The recent escape of the Egyptian Cobra from the Bronx zoo certainly captured the attention of the newsmedia. Frankly I was surprised that this story would have so much appeal considering the multiple catastrophies in Japan and the kinetic military action in Libya. Maybe the idea of a killer snake lose in the nation's largest city had a suitably Biblical echo. Or, maybe, it was just a fun story, a break from the more serious stuff. Whatever it was, the story took on a life of its own as someone even tweeted as the snake. In the end it will probably turn out to be good for business at the zoo as seeing the prodigal snake might be the little extra incentive to boost gate receipts this summer.
The first thing I thought about when I heard of the escape was the story of the very first snake escape at the Bronx Zoo. Having written a masters thesis and PHD dissertation (and currently working on a biography for a university press) on William Temple Hornaday, the first director of the Bronx Zoo, I recalled the account from 1899, before the zoo even opened to visitors. Hornaday arrived at work in the morning to discover that a very long black python had escaped. With so many animals arriving on a daily basis to prepare for the grand opening, it was no surprise that there would be a few mistakes. In this case some carpenters inadvertently left a hole in the python crate. (Duh!) Hornaday, who had a nose for news, ordered the staff to keep quiet. It neither inspired confidence in the management of the zoo, nor a feeling of safety in local residents to have a 16 foot deadly snake on the prowl. Instead of informing the newspaper men, he organized his staff into a grand snake posse and searched the grounds of the zoo high and low.
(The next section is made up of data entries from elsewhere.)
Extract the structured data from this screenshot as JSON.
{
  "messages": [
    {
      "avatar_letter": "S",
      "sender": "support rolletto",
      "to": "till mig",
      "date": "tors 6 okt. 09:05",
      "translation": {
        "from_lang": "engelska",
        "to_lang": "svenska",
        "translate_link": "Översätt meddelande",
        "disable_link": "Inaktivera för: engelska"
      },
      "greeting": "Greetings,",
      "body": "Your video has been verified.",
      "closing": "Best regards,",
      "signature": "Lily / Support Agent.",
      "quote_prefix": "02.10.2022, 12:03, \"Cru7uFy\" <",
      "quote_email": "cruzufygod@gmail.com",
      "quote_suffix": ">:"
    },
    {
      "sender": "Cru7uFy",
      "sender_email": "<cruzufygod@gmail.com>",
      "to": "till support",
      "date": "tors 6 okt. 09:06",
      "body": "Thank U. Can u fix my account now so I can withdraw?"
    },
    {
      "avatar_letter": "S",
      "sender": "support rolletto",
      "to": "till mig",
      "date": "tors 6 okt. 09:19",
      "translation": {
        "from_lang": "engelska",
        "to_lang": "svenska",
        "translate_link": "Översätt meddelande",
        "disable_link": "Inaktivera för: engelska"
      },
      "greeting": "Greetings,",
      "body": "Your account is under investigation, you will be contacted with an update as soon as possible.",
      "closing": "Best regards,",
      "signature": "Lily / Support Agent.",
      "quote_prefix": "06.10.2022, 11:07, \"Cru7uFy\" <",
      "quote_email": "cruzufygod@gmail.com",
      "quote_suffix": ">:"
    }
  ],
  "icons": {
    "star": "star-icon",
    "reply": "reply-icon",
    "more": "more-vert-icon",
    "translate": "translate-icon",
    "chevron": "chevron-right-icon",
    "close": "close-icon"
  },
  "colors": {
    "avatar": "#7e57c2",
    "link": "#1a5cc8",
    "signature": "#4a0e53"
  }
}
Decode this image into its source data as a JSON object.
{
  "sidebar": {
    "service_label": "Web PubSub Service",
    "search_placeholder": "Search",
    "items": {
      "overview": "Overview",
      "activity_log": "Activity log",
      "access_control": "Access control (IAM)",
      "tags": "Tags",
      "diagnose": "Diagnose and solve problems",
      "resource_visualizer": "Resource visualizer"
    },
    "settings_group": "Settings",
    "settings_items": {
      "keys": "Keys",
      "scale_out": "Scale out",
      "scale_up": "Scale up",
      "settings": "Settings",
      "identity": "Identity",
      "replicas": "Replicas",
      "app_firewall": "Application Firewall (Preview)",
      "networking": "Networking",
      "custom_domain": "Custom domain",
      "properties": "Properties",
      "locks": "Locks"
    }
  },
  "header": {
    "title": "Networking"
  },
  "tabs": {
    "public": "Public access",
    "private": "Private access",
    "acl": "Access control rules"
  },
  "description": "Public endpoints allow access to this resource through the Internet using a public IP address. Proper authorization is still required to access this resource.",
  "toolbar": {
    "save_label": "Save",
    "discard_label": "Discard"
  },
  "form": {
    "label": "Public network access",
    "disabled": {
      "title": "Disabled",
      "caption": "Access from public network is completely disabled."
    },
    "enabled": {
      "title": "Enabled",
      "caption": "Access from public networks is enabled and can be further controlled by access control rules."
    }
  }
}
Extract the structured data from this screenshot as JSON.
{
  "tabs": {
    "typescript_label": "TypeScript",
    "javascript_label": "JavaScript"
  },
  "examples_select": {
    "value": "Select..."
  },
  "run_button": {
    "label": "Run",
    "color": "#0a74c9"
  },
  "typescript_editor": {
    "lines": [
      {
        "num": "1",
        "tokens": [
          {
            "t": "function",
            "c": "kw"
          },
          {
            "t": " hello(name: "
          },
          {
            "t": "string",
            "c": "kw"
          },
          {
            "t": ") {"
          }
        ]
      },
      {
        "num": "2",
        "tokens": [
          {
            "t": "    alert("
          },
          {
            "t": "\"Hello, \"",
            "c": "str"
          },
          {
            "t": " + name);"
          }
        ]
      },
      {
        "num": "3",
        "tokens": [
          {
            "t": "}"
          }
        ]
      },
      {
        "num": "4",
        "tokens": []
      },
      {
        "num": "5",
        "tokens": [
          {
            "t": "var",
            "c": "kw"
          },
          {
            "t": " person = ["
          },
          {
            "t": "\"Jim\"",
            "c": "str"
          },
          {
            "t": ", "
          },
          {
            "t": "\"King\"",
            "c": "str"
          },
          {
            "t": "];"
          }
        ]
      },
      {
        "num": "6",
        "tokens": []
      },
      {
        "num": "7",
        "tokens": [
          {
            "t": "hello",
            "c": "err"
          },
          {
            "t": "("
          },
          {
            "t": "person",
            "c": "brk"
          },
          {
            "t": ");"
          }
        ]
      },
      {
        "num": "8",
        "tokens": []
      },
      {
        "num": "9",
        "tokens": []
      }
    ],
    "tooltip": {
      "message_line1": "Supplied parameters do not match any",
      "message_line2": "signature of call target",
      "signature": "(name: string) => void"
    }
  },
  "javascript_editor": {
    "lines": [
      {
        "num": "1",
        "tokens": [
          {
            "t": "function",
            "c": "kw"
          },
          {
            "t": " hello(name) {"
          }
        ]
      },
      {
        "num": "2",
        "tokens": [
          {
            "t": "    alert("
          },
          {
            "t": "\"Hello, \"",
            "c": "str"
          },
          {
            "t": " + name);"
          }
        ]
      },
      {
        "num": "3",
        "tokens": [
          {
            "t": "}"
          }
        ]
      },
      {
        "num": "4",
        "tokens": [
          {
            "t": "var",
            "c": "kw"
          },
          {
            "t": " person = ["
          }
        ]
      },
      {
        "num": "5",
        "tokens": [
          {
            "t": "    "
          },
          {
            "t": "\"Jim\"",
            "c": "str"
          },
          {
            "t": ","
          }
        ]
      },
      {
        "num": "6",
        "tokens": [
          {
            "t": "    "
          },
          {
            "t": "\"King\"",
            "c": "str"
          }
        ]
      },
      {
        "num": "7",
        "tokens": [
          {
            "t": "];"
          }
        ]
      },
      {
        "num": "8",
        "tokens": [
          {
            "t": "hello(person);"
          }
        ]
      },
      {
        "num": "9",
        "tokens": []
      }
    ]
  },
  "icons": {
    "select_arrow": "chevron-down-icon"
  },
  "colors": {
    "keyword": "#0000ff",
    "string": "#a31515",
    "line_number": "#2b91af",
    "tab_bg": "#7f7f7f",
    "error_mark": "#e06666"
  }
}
Fortunately, they recovered the snake later in the day under one of the buildings. Only later, did he share this account with the public.